A lottery is a game of chance where prizes are awarded through a random process. Lotteries are a popular form of gambling and can be found in many countries throughout the world. They can also be very profitable for governments as well, with some states relying on lottery revenues to balance budgets and pay off debt.

The origins of the lottery can be traced back to ancient times, with keno slips from the Chinese Han dynasty dating back to 205 BC and lottery games in the Roman Empire. The word lottery itself is thought to have its origins in the word lotte, meaning “the drawing of wood.”

Historically, lotteries were often used to raise money for public works projects, such as paving streets or constructing wharves. They also were used for charity purposes and to raise funds for colleges, such as Harvard and Yale.

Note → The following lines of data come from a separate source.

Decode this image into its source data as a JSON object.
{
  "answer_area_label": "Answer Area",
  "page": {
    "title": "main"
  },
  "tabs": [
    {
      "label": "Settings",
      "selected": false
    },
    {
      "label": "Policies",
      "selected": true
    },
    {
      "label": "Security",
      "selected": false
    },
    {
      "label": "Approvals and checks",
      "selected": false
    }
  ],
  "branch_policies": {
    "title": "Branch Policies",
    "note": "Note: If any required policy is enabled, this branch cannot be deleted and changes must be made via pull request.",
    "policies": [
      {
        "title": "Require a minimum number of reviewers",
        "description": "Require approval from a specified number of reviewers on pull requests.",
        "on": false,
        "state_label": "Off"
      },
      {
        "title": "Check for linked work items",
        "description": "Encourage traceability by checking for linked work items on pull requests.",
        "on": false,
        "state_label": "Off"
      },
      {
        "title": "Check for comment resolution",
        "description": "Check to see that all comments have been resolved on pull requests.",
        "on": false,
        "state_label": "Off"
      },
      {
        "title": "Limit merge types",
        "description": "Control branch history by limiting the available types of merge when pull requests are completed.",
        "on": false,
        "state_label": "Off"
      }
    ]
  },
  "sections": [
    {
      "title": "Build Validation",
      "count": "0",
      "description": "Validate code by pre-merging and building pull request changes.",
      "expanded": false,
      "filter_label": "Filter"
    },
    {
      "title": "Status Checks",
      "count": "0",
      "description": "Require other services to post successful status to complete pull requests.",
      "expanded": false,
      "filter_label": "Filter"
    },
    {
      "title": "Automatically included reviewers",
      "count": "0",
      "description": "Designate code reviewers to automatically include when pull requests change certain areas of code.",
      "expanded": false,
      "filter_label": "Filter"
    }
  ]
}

Today, the majority of state governments in the United States use some sort of lottery system to generate revenue. These systems are usually very similar in nature and include a variety of different games, with many of them offering high jackpots for players to win.

Each state has its own set of rules, and some have even adopted computerized lottery systems to increase the amount of money that is generated by the games. Some games, such as mega millions and Powerball, are multi-jurisdictional and can create very large jackpots that can be won by individuals from anywhere in the world.

These types of games can be very lucrative for governments and sponsors, with the largest prize — such as a Powerball winner in 2002 — often exceeding $300 million. The winner can choose between an annuity payment or a lump sum of cash, depending on the country’s laws and regulations.

Some states, however, allow the jackpot to be divided into smaller amounts that are distributed in a more equitable manner. This is sometimes referred to as the “rollover” method.

In the United States, a number of states have also adopted lottery systems as a way to finance education and other government services. In addition, some states have even used the revenues to fund veterans and other causes that benefit disadvantaged people in their communities.

Another advantage of a lottery is that it can be very convenient to play and can offer a wide range of entertainment options. This is especially true in the case of instant games, which feature lower prize amounts than traditional lottery tickets and offer a higher probability of winning.

The odds of winning a lottery are generally on the order of 1 in 6 or higher, though the odds can be greatly affected by the number of people playing and the size of the prizes available. Ticket sales can vary dramatically from one lottery to the next, with ticket sales dropping dramatically when the jackpot increases significantly, as has happened in the recent Powerball draw.

Despite this fact, a growing number of people in the United States continue to play the lottery, and many do so with the expectation of winning. The odds are that the lottery will eventually produce a winner, and the winners can expect to receive a substantial amount of cash, whether it is paid in a lump sum or an annuity.